▶ **Instructions to follow**:
Whenever a line in the data holds the string "selected", copy that line.

BEGIN Available records

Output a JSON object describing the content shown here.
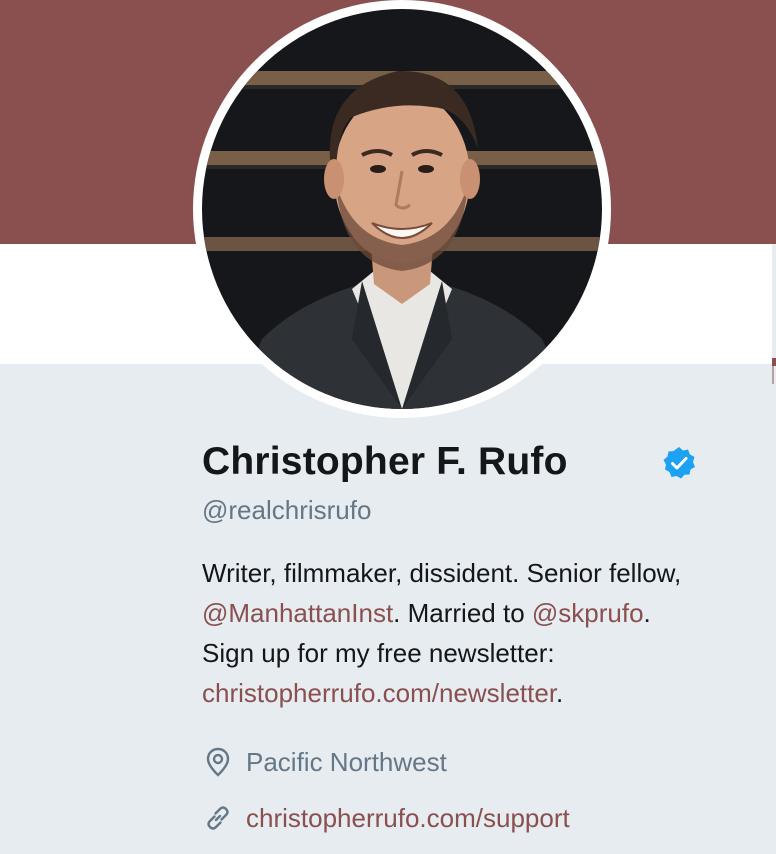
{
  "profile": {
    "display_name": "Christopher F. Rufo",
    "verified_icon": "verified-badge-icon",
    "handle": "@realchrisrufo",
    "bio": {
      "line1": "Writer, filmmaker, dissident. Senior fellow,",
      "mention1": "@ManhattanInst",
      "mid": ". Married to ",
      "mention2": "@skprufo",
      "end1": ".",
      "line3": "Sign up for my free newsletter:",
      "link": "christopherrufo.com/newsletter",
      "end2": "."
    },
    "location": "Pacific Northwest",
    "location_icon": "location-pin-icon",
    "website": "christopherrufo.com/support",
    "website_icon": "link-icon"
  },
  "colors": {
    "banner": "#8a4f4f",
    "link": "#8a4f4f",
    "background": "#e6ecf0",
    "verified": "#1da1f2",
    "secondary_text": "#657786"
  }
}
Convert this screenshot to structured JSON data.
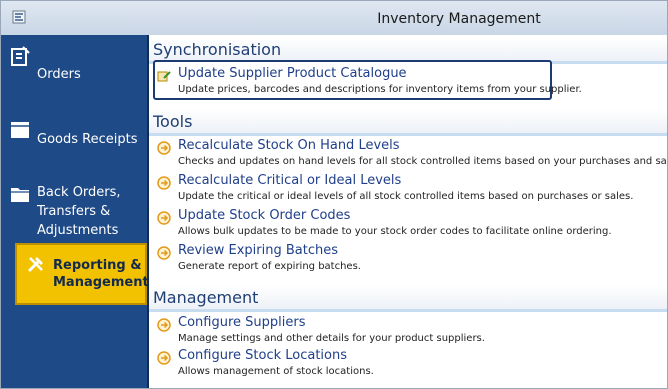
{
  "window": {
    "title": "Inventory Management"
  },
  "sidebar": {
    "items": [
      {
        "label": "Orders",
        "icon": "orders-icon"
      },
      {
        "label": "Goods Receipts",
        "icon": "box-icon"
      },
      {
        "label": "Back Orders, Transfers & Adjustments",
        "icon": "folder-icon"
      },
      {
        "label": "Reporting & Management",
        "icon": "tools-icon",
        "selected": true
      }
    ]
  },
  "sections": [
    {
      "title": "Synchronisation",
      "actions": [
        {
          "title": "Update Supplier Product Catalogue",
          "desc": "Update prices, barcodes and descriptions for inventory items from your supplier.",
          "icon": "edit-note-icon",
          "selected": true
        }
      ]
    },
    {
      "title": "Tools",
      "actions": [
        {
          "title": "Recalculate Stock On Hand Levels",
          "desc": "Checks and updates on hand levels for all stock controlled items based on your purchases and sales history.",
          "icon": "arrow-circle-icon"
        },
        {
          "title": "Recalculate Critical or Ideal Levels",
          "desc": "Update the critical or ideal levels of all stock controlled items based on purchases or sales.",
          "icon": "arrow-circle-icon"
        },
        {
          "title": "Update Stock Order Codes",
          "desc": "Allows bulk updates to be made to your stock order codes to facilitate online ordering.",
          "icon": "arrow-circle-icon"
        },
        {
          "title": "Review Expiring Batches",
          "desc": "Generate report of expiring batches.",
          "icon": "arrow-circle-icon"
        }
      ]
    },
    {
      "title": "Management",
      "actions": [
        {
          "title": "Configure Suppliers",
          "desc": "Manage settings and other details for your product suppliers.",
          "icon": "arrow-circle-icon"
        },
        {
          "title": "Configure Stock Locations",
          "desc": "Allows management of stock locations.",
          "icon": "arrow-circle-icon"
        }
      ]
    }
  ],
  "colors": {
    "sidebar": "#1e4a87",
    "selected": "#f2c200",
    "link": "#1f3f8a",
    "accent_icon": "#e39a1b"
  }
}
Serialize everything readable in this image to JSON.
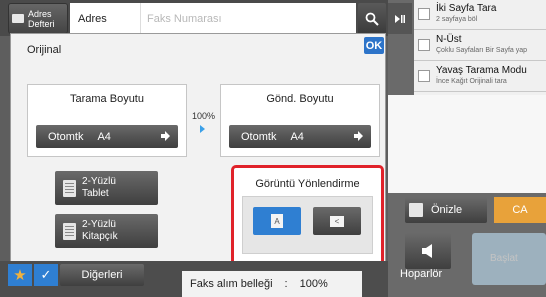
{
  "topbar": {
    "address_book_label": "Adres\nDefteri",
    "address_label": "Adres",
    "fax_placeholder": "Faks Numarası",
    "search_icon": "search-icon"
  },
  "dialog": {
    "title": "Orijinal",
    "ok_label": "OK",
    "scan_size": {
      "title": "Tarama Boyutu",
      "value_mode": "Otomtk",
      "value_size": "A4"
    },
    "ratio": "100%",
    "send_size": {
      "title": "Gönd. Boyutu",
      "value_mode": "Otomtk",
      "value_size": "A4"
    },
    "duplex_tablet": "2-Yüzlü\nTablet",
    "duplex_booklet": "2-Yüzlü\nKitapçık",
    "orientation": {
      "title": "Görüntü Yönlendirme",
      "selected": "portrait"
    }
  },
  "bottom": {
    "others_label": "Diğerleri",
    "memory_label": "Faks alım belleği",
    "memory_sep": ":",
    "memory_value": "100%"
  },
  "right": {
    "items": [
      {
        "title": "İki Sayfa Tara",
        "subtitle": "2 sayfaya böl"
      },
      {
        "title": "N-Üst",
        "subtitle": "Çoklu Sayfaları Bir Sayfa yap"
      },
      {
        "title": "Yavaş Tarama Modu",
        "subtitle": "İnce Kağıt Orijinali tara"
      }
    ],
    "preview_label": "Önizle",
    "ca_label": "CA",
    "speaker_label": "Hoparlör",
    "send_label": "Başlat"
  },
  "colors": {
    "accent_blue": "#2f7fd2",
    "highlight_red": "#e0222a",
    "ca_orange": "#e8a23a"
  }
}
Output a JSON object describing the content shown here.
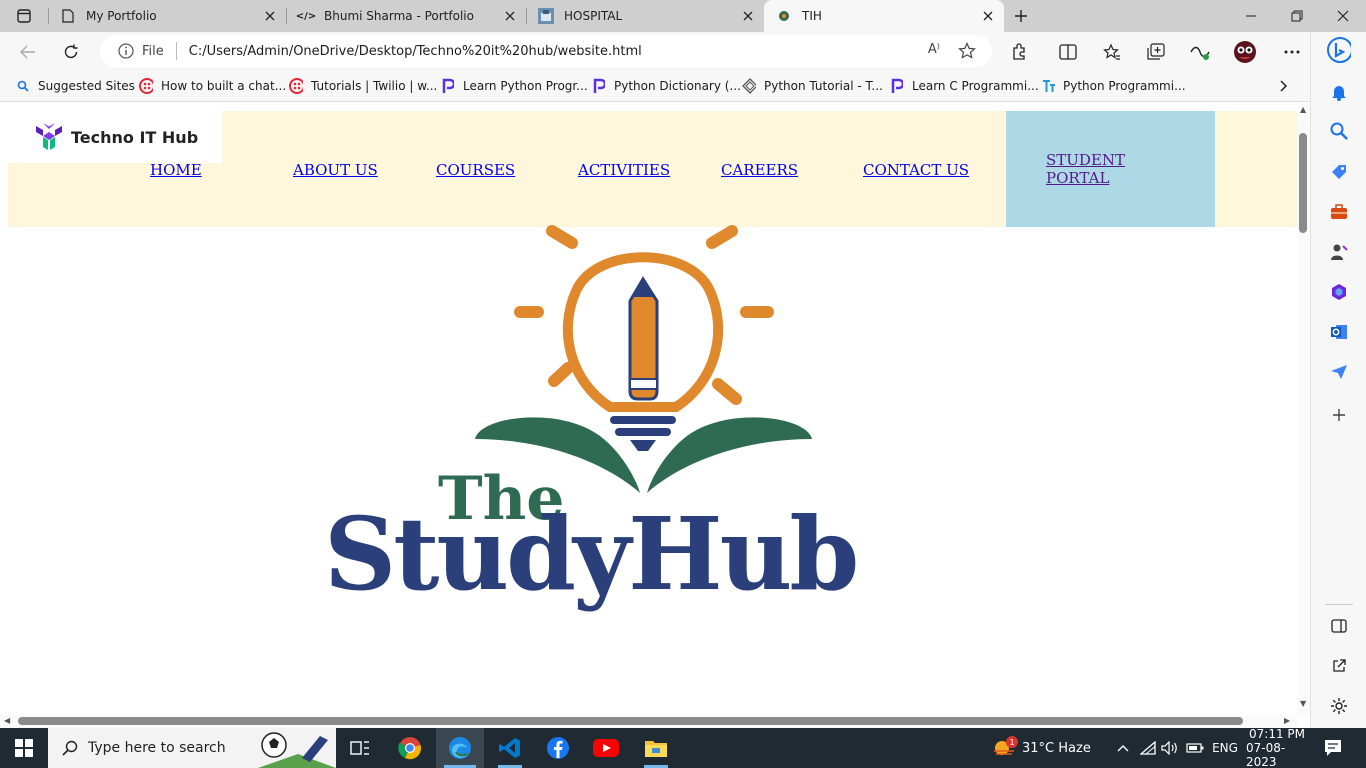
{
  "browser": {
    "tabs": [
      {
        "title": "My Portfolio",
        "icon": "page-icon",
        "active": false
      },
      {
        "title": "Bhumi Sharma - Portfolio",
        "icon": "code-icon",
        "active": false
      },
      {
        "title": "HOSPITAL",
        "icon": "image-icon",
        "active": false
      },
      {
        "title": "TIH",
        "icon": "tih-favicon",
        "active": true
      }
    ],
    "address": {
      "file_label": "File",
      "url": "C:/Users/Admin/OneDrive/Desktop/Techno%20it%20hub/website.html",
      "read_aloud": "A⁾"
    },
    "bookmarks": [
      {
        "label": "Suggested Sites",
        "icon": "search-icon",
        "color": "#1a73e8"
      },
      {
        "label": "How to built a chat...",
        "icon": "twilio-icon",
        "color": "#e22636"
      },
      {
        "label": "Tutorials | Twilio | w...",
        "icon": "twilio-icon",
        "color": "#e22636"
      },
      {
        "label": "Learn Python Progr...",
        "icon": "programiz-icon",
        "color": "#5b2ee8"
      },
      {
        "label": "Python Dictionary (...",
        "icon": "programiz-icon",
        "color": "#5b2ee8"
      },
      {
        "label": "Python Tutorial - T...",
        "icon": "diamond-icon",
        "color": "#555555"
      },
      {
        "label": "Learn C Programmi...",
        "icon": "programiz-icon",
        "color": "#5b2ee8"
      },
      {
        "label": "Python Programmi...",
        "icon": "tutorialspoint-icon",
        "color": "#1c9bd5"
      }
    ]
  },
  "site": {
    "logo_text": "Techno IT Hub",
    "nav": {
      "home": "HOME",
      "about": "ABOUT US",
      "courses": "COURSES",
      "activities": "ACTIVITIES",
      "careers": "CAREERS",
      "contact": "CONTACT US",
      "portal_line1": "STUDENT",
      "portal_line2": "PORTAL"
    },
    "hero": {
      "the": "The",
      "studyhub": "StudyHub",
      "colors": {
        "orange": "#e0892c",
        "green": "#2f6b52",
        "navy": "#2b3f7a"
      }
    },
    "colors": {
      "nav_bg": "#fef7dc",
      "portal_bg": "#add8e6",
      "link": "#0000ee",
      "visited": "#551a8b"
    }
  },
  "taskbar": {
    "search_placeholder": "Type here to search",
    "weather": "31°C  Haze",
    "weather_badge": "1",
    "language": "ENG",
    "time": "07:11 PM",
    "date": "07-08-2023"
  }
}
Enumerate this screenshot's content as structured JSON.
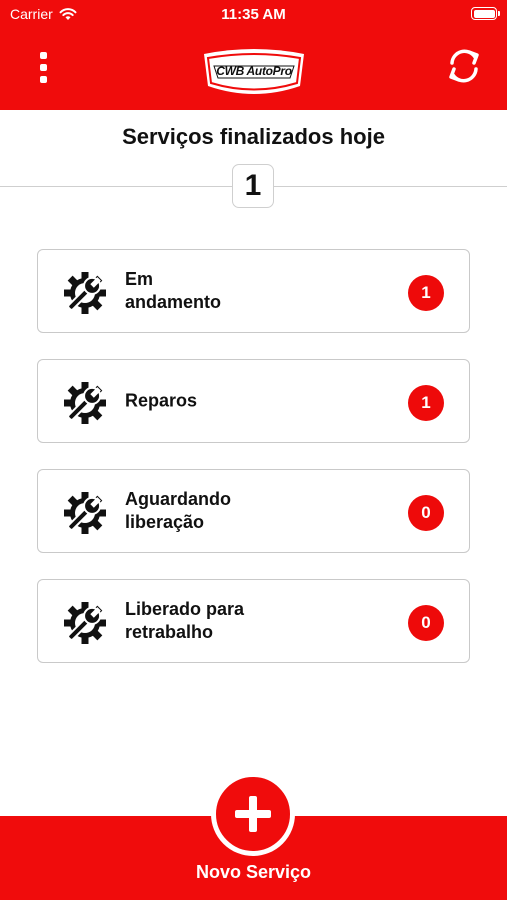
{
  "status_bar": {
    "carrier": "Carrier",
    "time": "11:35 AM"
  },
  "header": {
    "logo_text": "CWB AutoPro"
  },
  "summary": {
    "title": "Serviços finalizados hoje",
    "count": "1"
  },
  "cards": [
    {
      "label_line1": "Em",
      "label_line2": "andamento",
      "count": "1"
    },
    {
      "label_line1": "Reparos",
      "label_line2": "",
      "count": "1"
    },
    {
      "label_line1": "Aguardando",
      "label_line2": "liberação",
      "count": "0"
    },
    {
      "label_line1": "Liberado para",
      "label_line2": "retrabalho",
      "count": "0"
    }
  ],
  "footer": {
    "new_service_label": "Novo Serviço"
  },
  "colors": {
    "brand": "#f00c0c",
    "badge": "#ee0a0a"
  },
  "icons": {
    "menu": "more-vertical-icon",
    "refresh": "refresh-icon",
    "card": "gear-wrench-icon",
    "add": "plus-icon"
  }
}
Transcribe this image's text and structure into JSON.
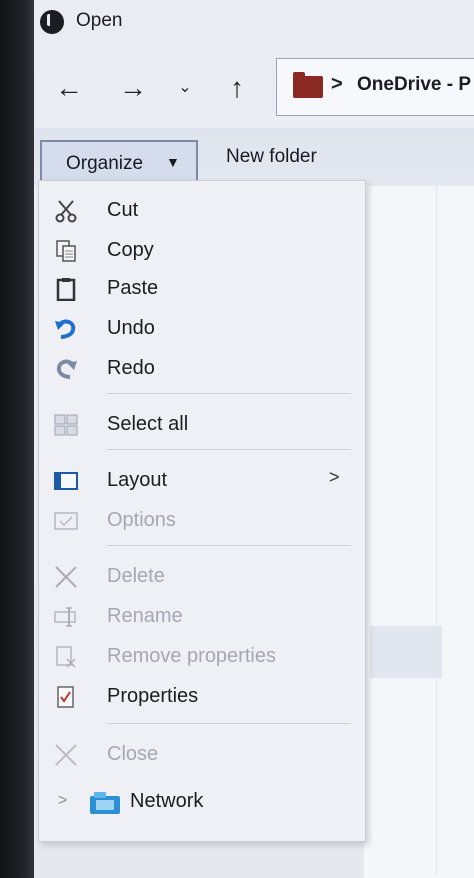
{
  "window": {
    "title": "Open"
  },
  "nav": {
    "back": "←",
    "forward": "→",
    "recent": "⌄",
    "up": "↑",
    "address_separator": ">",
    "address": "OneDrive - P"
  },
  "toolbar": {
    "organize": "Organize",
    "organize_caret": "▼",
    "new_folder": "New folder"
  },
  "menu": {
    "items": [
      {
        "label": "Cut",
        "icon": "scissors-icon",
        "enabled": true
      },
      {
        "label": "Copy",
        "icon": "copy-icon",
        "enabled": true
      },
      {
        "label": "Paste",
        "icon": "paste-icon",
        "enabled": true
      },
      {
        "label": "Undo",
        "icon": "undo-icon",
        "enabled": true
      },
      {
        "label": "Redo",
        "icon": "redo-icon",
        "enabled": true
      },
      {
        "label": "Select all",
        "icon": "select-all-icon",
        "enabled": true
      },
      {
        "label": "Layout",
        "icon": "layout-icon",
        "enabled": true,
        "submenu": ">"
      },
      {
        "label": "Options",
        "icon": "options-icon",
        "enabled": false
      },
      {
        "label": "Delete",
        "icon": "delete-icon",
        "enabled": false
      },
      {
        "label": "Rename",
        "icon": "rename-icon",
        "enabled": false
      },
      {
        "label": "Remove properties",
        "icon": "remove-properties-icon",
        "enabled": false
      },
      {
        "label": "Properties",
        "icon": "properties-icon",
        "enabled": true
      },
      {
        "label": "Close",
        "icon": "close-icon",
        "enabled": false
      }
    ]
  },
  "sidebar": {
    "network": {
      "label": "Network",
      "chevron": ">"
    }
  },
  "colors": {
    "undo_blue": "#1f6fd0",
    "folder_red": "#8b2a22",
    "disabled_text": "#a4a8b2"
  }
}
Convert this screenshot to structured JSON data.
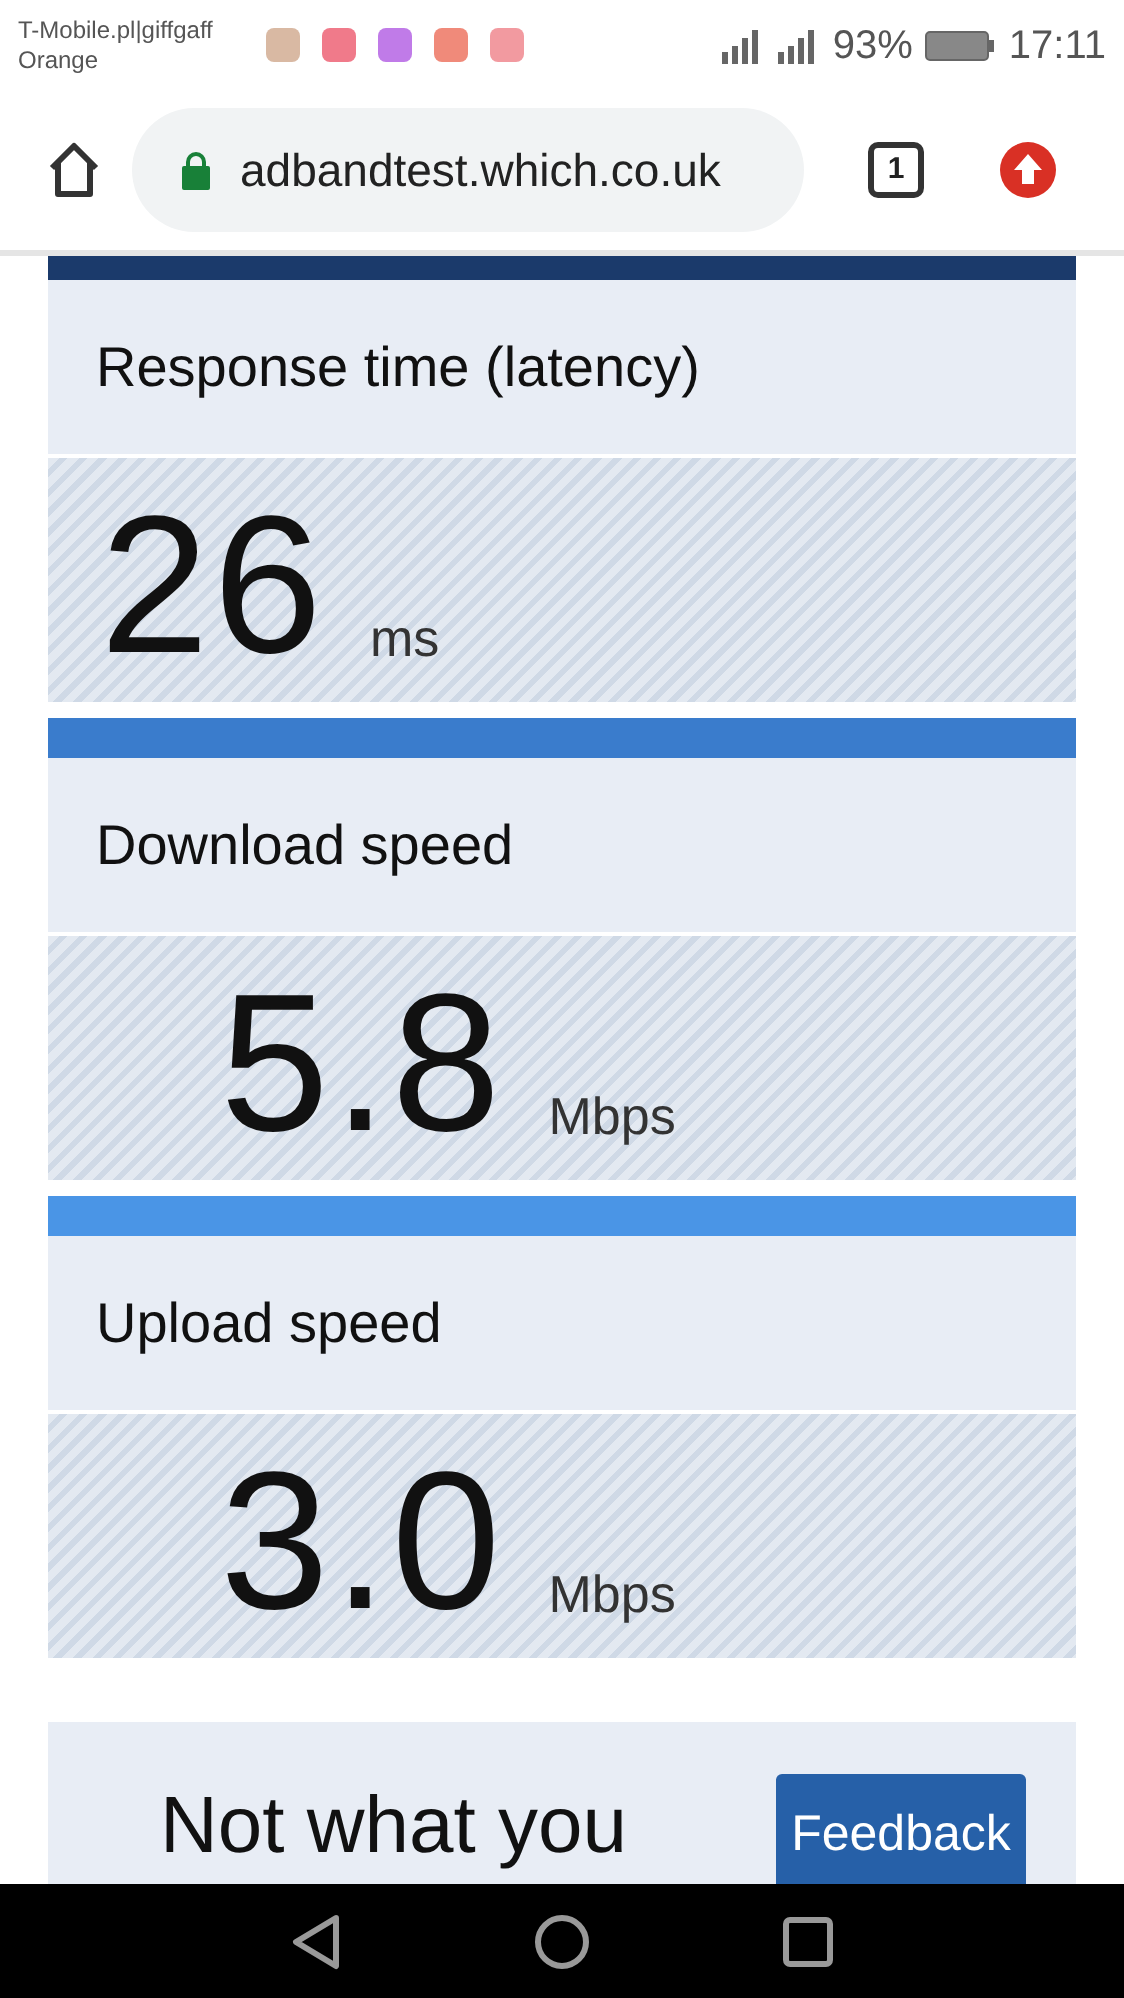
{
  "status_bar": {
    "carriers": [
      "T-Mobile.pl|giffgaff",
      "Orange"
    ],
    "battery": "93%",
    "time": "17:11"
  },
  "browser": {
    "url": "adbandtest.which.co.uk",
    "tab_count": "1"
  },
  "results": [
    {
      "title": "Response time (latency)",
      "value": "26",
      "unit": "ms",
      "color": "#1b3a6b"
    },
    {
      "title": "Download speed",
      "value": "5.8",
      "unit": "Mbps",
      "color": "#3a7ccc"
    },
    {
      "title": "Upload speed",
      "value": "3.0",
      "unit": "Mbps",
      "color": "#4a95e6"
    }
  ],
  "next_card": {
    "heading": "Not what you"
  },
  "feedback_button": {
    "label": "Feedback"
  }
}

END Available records

▶ **Written solution**:
        "selected": true
          "selected": true
    "selected": "#f2c200",
      "selected": "portrait"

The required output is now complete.